Background checks of various kinds are useful for verifying candidate representations, sleuthing out relevant hidden aspects of an applicant's past, and helping to ensure that the business is selecting an appropriate person in terms of both abilities and security - internal and exposure to customers and clients. If employment by you will allow the candidate access to customers' homes, sensitive information, or otherwise place the candidate in a position to prey on vulnerable people, think long and hard before you skip "due diligence" to check on a history of violence, theft or other dishonesty, and similar risk factors. If you use third party background screening services, be sure to familiarize yourself with the requirements of the federal Fair Credit Screening Act. This statue imposes detailed requirements for notice to applicants and obtaining their informed consent to such screening.
Be careful that you do not screen candidates out for reasons that are not truly valid. I suggest reviewing the EEOC's Uniform Guidelines on Employee Selection Procedures to get a solid feel for these issues. Be mindful that you should not be eliminating qualified candidates due to a history of criminal convictions without a particularized assessment of the past problems and how those correlate with the position sought. Candidates should not be eliminated based on arrests only.
Be Sure Your Screening Algorithms are Clean

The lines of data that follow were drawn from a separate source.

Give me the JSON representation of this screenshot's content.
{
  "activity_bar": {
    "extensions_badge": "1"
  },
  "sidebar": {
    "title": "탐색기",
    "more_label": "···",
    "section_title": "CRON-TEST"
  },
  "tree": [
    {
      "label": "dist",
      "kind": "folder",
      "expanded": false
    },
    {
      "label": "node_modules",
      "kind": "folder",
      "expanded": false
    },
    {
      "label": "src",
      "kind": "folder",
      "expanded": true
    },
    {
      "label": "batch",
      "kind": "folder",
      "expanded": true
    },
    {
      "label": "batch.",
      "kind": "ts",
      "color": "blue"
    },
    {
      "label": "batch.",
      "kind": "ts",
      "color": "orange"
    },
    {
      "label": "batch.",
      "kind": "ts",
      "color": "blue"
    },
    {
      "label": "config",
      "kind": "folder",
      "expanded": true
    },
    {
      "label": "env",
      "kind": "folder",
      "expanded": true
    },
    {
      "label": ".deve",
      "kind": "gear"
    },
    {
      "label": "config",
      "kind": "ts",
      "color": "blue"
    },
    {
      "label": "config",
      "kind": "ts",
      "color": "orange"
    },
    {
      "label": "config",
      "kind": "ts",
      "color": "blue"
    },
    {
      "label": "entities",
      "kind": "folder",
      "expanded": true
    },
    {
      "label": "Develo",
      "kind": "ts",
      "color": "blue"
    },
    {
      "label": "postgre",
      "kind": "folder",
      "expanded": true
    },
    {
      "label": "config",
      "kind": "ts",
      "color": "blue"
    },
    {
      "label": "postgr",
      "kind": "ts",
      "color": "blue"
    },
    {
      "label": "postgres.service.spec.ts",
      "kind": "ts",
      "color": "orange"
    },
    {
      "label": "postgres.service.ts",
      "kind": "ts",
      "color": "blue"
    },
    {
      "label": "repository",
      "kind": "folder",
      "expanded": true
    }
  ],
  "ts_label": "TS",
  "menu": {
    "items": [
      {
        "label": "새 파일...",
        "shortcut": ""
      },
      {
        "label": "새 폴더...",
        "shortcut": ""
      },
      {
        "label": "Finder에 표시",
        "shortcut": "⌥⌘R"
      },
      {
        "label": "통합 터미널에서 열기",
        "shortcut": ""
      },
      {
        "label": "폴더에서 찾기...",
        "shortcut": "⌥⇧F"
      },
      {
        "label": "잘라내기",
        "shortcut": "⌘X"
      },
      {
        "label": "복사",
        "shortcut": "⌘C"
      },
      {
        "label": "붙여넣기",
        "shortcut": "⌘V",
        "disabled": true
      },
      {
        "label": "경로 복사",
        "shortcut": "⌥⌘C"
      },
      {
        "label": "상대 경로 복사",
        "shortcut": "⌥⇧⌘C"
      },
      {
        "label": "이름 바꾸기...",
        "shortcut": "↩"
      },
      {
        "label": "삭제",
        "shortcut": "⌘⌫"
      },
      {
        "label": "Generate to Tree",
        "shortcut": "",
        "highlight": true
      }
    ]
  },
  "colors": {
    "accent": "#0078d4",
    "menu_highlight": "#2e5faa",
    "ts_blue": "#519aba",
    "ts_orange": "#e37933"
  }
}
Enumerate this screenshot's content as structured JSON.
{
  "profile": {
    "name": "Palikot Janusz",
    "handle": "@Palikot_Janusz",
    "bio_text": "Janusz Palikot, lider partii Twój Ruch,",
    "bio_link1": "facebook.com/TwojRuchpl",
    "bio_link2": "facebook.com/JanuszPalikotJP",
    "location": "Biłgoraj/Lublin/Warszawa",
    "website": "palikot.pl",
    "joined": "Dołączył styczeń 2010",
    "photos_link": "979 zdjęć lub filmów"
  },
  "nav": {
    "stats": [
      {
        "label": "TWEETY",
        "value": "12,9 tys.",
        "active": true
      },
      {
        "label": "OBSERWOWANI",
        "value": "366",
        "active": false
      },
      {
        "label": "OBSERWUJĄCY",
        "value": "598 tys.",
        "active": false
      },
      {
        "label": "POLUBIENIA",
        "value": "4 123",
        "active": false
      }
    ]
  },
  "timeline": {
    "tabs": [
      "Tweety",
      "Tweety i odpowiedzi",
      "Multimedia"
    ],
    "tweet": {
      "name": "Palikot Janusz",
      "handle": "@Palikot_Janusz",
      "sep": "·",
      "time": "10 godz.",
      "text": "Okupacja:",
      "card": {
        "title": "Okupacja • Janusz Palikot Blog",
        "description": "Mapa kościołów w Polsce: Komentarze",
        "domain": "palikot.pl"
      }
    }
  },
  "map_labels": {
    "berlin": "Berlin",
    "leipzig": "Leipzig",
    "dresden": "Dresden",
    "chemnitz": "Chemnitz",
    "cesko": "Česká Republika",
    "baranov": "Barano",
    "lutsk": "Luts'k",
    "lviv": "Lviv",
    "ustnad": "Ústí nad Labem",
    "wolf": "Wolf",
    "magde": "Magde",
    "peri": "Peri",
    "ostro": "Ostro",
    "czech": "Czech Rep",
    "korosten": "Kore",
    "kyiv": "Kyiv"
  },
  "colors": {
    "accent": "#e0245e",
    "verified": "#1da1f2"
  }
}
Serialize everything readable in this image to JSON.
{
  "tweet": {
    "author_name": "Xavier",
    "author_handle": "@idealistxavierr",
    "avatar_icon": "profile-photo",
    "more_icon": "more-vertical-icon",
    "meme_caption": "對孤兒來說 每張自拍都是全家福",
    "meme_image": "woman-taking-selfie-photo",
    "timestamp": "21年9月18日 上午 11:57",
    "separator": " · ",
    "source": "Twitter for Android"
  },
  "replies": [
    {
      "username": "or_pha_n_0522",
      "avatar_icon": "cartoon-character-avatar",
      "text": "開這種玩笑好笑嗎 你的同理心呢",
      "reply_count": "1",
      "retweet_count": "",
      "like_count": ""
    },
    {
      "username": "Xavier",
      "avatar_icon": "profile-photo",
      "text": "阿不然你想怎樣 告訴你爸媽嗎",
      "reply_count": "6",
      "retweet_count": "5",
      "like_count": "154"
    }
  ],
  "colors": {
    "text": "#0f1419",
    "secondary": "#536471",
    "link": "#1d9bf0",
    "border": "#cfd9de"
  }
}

Regardless of whether you use a third party or have created your own screening algorithms, confirm that your screening tools are not eliminating people for illegal reasons. Algorithms should not eliminate individuals with disabilities who actually would be able to do the job with a reasonable accommodation. Employers should verify that reasonable accommodations are not necessary to allow job applicants to be rated fairly and accurately by the algorithm. Perhaps the software is sneaky and is actually designed to screen out people with certain legally protected characteristics – a big no. For example, the EEOC announced in May 2022 that it had sued three integrated companies that provide tutoring services to students because their online recruitment software had been programmed to automatically reject older applicants because of their age, a violation of the federal Age Discrimination in Employment Act. According to the EEOC’s lawsuit, the companies programmed their application software to automatically reject female applicants age 55 or older and male applicants age 60 or older, allegedly rejecting more than 200 qualified applicants based in the United States because of their age. Do not take this kind of approach!
Check these DOJ and EEOC resources as starting points.
Our next post will cover candidate interviews – a step in the process where you can both happily identify good prospects…or let things go off the rails horribly.
This post provides general information only. Nothing in this post is legal advice. Always consult qualified legal counsel to secure advice about your particular questions and circumstances.